[Exercise material]
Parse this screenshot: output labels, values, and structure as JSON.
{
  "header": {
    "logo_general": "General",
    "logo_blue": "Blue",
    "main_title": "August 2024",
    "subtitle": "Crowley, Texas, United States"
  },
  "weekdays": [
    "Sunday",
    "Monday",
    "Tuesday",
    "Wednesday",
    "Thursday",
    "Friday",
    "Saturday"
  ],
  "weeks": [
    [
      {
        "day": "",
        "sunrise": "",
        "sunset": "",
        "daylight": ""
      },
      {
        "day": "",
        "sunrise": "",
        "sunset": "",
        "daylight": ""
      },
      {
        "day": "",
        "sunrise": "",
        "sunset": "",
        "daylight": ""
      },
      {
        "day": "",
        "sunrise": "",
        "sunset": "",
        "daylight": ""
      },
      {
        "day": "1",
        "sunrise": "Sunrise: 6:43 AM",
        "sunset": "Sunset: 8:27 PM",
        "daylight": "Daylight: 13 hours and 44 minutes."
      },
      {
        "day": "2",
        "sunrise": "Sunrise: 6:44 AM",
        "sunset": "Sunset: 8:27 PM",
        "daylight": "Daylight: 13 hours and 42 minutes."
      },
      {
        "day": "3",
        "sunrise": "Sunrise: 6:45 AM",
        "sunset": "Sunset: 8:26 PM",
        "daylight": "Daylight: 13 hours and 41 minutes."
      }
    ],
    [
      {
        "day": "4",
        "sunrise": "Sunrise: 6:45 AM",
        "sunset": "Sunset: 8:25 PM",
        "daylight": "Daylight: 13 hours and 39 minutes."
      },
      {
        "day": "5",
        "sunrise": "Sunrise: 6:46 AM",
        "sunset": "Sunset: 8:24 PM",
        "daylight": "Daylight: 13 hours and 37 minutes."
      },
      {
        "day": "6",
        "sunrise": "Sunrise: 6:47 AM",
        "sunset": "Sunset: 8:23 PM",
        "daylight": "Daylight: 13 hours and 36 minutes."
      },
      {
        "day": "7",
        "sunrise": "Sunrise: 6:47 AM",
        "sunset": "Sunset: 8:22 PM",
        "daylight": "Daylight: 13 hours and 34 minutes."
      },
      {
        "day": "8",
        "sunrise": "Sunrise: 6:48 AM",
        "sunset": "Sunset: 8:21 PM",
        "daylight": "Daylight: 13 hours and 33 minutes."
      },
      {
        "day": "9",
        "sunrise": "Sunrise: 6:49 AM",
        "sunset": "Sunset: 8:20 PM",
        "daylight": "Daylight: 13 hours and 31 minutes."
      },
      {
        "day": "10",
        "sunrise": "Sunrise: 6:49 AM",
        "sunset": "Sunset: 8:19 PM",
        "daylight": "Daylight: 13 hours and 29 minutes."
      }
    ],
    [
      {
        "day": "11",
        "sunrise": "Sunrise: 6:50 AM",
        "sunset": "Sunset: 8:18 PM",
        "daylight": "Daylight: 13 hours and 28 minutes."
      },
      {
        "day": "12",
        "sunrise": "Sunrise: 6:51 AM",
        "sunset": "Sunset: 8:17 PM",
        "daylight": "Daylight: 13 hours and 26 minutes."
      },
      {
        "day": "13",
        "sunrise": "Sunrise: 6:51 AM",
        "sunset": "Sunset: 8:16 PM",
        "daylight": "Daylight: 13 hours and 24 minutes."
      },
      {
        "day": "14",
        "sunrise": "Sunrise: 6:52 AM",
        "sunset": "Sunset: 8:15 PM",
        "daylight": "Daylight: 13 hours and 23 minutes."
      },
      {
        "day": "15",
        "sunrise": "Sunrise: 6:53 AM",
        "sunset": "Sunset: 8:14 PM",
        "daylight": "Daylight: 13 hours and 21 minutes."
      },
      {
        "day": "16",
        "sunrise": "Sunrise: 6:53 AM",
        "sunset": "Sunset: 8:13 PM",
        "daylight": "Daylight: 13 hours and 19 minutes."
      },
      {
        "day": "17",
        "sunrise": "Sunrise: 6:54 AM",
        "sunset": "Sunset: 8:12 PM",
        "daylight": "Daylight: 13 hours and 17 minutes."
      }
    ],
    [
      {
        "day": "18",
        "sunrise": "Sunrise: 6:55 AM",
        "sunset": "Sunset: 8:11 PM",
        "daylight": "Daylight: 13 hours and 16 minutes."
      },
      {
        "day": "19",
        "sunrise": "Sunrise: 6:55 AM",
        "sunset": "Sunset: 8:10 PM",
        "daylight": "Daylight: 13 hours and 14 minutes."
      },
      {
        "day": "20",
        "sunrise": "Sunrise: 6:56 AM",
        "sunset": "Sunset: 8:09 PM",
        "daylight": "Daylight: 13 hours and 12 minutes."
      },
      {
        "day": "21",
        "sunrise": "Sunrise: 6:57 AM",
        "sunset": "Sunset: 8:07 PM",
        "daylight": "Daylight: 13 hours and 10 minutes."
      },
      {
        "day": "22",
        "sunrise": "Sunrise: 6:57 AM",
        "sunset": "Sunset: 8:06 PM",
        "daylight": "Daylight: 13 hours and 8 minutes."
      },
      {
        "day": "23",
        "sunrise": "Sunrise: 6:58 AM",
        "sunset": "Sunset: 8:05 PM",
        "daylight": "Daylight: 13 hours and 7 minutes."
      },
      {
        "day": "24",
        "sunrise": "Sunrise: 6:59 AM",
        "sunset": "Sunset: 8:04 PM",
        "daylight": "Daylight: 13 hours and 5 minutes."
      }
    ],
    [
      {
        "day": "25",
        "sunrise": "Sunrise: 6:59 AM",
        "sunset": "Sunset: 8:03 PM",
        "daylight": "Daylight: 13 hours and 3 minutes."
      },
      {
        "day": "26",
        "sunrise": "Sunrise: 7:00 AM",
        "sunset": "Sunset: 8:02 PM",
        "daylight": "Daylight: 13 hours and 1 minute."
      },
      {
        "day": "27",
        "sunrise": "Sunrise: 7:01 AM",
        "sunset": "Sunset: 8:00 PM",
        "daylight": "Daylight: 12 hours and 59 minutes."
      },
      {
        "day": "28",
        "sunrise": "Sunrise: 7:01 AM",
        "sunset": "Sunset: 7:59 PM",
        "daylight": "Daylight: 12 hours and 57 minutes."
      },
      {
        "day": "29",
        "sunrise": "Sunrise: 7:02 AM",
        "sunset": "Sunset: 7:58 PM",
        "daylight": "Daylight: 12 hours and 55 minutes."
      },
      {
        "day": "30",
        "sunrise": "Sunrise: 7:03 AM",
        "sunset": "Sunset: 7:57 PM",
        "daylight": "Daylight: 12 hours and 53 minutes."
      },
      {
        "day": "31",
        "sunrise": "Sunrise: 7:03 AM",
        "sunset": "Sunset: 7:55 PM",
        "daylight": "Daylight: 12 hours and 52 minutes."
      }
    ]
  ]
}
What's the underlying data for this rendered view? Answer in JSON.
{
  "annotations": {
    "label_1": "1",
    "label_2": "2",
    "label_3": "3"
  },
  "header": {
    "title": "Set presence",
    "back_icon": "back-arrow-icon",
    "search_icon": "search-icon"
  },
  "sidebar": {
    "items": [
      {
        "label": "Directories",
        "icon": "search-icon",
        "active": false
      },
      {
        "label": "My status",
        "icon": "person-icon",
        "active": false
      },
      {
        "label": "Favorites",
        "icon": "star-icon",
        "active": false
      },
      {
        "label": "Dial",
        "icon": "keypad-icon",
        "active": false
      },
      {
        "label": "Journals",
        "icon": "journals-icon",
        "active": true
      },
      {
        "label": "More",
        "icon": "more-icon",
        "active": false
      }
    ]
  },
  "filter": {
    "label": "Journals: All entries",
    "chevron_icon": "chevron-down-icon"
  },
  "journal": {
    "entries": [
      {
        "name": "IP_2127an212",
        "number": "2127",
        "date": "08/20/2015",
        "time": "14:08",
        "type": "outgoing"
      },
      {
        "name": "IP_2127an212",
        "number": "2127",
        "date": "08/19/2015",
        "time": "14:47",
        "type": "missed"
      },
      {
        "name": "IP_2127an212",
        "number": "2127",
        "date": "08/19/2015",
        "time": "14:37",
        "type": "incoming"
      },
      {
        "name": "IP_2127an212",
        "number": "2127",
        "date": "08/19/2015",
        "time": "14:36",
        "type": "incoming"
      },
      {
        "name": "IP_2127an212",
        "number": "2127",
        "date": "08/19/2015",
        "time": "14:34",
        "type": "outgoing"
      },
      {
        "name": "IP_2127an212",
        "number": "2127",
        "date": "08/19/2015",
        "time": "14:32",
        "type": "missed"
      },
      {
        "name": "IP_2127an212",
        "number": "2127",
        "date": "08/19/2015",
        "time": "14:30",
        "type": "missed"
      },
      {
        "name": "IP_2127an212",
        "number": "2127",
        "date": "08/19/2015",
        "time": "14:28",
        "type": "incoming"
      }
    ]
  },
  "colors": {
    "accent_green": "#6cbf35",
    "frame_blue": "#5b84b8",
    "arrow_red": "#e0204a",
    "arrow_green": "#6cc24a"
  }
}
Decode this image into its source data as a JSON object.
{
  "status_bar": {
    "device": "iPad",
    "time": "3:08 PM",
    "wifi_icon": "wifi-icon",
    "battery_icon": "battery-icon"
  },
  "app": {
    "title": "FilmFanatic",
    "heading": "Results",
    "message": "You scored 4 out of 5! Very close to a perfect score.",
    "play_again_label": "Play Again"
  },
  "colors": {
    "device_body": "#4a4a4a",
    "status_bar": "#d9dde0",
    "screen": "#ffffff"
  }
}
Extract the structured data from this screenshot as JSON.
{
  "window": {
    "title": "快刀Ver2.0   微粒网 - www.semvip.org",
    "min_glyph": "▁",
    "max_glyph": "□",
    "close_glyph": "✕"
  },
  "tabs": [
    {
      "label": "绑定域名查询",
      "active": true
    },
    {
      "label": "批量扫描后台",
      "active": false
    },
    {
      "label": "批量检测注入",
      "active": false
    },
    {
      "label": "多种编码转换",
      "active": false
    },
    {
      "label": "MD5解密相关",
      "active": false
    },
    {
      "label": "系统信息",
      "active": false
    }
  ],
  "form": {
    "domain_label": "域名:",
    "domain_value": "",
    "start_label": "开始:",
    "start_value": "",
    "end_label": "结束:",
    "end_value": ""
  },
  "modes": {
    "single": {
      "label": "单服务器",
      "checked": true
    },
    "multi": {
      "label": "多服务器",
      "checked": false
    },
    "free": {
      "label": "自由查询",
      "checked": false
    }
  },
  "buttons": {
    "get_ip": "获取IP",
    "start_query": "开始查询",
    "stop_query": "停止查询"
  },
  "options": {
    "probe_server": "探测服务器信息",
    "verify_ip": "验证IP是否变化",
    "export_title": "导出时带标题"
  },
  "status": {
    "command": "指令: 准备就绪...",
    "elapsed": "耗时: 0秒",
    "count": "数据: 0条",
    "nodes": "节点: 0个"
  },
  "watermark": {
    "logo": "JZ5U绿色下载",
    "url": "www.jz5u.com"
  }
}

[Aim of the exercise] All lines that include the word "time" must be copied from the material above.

[Reply to the task]
        "time": "14:08",
        "time": "14:47",
        "time": "14:37",
        "time": "14:36",
        "time": "14:34",
        "time": "14:32",
        "time": "14:30",
        "time": "14:28",
    "time": "3:08 PM",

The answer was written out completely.